## [Exercise goal]
Below are entries; work out how many of their lines hold "name", giving only that number.

[Source information — start]

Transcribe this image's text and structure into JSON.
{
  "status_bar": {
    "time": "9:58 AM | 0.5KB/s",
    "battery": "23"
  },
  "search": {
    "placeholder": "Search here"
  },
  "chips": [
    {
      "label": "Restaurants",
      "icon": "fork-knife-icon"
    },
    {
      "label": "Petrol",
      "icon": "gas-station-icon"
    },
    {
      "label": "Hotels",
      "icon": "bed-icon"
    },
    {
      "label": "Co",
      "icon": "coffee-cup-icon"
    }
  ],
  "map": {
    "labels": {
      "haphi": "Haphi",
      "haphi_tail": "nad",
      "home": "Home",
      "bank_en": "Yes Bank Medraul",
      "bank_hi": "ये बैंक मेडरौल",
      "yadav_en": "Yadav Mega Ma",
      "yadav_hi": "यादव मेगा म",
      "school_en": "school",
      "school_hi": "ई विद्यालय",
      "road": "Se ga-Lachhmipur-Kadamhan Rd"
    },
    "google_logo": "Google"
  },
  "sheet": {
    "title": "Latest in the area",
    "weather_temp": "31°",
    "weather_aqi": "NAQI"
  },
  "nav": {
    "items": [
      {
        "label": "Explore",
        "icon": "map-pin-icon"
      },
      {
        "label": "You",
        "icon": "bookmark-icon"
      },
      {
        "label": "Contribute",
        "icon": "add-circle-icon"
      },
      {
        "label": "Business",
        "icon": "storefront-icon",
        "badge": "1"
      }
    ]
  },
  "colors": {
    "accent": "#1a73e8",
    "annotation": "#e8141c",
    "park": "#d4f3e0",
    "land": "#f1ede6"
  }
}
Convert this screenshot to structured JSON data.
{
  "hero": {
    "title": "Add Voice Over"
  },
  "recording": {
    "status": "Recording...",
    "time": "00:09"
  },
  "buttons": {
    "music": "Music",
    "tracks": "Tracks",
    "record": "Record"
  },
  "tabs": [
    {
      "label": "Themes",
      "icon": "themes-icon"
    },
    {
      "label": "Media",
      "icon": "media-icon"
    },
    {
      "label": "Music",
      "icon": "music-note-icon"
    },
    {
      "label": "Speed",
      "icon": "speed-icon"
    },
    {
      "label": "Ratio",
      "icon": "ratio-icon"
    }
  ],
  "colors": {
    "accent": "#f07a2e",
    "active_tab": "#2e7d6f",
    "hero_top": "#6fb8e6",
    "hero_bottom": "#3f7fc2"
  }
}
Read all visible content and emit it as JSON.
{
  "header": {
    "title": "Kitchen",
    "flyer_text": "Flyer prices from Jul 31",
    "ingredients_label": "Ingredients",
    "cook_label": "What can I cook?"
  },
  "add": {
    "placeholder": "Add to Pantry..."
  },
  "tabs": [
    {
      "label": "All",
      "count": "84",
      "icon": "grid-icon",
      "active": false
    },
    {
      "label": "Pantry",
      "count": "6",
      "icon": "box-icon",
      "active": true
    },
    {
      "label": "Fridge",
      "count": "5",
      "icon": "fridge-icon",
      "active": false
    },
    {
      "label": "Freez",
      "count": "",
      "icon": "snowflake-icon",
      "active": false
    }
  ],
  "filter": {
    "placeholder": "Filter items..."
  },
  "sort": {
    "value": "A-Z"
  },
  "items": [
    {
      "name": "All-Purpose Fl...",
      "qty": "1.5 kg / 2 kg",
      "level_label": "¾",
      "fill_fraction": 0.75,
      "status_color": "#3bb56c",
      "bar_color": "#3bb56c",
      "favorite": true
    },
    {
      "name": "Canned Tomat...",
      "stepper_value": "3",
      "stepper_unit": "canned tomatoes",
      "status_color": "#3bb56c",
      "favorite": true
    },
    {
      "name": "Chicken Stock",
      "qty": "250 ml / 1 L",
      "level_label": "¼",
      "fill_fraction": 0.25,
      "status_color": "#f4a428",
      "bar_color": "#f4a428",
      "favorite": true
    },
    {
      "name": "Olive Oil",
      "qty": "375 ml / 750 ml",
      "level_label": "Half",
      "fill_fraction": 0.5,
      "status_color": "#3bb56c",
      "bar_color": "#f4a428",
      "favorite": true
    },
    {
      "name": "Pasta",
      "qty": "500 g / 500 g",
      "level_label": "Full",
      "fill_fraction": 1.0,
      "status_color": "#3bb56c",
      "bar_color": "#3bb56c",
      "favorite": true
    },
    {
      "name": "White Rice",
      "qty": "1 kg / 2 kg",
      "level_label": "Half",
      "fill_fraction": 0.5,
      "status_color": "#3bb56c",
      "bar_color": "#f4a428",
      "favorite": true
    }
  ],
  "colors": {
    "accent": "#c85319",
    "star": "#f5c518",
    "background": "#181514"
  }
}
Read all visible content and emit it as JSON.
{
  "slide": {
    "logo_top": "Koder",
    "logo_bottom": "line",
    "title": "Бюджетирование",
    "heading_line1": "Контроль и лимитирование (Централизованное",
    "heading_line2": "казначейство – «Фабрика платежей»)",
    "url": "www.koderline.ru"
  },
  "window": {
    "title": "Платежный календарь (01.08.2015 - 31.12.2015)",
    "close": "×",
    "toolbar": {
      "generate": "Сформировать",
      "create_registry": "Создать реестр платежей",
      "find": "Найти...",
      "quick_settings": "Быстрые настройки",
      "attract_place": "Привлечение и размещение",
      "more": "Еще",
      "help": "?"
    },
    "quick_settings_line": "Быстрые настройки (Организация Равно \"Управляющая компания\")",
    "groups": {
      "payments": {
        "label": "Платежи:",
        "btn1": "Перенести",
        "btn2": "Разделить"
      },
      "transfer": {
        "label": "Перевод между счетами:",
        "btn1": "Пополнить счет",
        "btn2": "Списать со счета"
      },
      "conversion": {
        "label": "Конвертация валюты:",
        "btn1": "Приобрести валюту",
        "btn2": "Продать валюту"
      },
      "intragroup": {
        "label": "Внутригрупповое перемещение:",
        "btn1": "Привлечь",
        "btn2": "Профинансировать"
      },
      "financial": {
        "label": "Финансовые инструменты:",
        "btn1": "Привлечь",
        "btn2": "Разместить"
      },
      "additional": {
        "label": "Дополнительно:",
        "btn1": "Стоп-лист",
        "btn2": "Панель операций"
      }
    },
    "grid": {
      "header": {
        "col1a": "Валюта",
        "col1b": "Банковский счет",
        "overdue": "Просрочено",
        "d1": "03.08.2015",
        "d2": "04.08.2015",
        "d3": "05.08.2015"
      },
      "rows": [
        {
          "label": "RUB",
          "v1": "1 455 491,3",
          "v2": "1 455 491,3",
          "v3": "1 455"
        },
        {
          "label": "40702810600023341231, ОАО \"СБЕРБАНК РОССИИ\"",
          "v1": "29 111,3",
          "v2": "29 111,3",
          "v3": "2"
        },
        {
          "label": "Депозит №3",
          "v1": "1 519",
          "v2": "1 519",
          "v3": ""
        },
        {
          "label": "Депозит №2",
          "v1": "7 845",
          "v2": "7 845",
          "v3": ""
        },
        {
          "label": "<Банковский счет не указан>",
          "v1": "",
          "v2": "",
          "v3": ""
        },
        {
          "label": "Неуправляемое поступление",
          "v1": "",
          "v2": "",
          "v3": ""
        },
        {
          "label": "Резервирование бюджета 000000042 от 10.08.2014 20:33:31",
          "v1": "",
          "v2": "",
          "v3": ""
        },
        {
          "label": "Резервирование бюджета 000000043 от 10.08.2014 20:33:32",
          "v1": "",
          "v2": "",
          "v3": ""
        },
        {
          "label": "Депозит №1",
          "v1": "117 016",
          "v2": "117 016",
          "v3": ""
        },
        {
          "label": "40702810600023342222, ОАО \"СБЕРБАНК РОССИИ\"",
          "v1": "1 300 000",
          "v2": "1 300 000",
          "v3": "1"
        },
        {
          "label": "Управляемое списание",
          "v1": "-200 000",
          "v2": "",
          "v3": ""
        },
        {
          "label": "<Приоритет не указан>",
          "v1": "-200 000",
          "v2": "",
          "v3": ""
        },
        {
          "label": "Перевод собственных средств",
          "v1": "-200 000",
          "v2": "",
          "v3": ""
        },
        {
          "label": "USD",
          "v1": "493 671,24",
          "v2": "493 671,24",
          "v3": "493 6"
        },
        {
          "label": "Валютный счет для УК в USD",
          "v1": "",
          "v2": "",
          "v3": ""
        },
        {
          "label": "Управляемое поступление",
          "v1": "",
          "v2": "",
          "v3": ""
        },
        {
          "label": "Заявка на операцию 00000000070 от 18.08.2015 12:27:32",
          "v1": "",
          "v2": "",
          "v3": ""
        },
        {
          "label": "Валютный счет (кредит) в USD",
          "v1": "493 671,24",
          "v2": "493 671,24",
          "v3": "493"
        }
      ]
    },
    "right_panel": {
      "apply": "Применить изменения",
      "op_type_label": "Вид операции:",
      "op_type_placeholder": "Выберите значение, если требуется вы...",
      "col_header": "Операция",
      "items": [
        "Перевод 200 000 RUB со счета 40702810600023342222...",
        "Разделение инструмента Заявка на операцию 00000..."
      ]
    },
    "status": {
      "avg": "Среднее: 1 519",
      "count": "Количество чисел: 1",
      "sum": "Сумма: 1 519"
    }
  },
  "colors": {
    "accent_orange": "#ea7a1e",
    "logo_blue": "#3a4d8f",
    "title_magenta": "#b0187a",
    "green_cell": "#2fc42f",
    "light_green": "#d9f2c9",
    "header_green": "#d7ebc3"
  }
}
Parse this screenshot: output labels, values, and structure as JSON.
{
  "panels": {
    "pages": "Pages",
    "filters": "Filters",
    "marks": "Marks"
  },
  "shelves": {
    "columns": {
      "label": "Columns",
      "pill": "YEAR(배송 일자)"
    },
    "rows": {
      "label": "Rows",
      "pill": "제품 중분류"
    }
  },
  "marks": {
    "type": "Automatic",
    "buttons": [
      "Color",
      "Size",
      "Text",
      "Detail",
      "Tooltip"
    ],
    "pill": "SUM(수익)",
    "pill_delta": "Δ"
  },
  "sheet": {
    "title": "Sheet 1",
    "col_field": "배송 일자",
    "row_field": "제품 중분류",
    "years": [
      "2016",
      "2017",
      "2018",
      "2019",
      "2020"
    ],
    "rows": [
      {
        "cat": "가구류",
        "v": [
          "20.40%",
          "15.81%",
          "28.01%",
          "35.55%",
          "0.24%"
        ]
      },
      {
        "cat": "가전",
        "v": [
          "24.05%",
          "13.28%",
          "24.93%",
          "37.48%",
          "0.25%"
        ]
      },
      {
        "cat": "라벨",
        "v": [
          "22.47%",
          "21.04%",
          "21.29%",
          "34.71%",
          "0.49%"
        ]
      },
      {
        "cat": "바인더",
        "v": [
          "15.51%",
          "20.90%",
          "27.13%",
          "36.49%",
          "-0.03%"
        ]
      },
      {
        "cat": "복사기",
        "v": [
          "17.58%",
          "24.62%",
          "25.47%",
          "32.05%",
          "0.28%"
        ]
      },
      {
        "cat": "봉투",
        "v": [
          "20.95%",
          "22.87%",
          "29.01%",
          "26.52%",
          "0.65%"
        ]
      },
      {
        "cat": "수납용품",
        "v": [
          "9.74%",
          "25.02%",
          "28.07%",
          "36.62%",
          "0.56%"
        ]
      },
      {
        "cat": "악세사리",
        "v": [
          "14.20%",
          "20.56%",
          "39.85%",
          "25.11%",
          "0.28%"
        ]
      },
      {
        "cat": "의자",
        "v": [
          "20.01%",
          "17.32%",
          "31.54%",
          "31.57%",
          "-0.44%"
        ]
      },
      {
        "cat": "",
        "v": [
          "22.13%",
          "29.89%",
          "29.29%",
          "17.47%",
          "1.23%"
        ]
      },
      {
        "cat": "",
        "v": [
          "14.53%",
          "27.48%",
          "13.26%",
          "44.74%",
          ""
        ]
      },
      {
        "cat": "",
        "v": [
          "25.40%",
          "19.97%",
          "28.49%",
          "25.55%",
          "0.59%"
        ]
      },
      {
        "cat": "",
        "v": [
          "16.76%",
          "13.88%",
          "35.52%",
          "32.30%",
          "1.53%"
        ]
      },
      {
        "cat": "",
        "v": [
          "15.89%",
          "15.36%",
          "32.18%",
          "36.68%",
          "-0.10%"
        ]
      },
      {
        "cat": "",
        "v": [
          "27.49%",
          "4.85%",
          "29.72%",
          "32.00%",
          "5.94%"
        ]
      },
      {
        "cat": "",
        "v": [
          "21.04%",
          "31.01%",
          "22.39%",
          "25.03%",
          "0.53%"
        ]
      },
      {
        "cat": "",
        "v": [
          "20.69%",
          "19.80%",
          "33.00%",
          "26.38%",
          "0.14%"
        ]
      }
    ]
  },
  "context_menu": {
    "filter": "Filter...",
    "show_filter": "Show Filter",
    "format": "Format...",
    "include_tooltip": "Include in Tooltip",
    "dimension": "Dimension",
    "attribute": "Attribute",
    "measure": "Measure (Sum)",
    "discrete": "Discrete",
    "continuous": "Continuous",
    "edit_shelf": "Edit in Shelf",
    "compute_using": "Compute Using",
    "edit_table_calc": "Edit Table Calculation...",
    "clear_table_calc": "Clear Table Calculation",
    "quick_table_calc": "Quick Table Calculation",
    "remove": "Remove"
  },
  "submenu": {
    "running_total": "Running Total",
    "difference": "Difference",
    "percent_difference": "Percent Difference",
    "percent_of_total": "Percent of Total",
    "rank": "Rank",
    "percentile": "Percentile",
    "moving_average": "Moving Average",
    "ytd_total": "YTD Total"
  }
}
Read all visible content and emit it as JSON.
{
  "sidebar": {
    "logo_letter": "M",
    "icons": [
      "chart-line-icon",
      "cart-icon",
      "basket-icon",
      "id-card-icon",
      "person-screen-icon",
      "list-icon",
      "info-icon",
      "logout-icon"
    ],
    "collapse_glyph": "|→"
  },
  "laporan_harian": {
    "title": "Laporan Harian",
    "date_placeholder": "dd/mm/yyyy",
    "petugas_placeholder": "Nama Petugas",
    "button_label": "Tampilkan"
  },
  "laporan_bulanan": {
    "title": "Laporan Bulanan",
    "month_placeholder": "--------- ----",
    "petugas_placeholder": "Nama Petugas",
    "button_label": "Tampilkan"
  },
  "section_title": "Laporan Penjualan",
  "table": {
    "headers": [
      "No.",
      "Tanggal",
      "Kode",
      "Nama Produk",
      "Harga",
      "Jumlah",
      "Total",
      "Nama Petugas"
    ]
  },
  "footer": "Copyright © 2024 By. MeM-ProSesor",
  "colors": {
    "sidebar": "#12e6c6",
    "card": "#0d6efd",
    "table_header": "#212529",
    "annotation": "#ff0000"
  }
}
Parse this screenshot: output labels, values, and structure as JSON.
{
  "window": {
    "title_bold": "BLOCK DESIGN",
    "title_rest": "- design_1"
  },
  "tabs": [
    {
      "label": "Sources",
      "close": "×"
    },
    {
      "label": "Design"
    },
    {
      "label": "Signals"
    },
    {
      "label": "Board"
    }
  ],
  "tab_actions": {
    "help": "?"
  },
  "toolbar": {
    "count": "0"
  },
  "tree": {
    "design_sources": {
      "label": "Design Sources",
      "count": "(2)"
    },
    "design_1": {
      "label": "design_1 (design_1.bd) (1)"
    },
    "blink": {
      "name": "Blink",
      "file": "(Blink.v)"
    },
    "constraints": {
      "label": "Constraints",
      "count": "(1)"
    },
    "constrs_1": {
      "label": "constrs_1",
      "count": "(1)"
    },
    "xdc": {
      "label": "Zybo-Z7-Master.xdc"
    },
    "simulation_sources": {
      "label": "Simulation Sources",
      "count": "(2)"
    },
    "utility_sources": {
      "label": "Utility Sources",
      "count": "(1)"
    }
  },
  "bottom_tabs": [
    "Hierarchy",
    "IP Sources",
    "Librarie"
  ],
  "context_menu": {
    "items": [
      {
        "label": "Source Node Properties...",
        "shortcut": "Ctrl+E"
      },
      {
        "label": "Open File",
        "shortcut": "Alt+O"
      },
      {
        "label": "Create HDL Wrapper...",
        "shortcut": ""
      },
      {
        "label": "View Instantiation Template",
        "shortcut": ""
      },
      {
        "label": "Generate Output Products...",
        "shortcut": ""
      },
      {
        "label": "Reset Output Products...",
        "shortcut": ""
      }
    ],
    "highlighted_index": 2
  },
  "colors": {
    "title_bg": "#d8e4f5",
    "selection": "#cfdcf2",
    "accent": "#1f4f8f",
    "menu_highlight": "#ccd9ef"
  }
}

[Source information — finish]

## [Answer to this task]
7